Teflon-coated non-stick pans are common in kitchens all over the world today.
Useful for cooking delicate foods that might otherwise stick to the pan, cooking with non-stick cookware is generally considered safe. The US FDA approves them as safe food processing equipment.
But there’s controversy around Teflon coatings now!
Teflon-coated non-stick cookware loses its coating over time as we use them, which can be a problem when preparing meals.
In a new study, researchers at Newcastle University and Finders University in Australia have estimated that a broken coating could release thousands to millions of ultra-small Teflon plastic particles during meal preparation.
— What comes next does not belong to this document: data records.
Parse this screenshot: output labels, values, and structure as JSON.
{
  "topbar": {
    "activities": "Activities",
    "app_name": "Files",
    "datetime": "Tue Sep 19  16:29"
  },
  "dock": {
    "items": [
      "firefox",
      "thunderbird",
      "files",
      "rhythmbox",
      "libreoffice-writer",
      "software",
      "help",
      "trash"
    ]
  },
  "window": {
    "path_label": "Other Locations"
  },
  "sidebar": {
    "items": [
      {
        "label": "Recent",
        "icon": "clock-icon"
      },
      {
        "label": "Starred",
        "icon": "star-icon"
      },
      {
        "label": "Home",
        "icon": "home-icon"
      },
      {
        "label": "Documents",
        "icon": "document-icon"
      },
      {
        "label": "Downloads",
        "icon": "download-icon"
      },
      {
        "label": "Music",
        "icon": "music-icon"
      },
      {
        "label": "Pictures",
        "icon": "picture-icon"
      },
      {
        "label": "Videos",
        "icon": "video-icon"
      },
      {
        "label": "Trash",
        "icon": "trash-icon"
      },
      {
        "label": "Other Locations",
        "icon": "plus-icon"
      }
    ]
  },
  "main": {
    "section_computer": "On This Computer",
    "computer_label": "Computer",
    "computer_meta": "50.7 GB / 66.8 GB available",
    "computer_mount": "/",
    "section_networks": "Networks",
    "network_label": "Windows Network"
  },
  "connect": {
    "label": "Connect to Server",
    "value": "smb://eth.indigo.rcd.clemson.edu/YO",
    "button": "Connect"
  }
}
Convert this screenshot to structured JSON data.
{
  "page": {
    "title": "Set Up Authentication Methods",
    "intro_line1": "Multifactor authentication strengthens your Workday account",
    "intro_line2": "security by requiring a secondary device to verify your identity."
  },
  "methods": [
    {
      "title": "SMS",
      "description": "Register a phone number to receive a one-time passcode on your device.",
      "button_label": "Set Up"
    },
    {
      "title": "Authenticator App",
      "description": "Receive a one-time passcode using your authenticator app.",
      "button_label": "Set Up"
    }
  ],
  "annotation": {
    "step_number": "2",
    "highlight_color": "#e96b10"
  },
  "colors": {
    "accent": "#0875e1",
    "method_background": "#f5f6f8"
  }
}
Teflon is the brand name of the chemical Polytetrafluoroethylene, a synthetic polymer consisting of carbon and fluorine. Fluorine cannot be destroyed; it’s a popular forever chemical that cannot be broken down easily in the environment.
However, it is difficult to assess the amount of plastic released into the food
To assess the risk, researchers used Raman imaging which produces highly detailed images, to scan multiple scratched Teflon surfaces. They found that just one scratch on a Teflon pan can release over 9,000 plastic particles that can get into our food. Based on 30 seconds of cooking time, researchers assessed that a ruptured Teflon surface could release as many as 2.3 million tiny particles during meal preparation.
Researchers claim these particles are harmful and linked to health conditions such as cancer.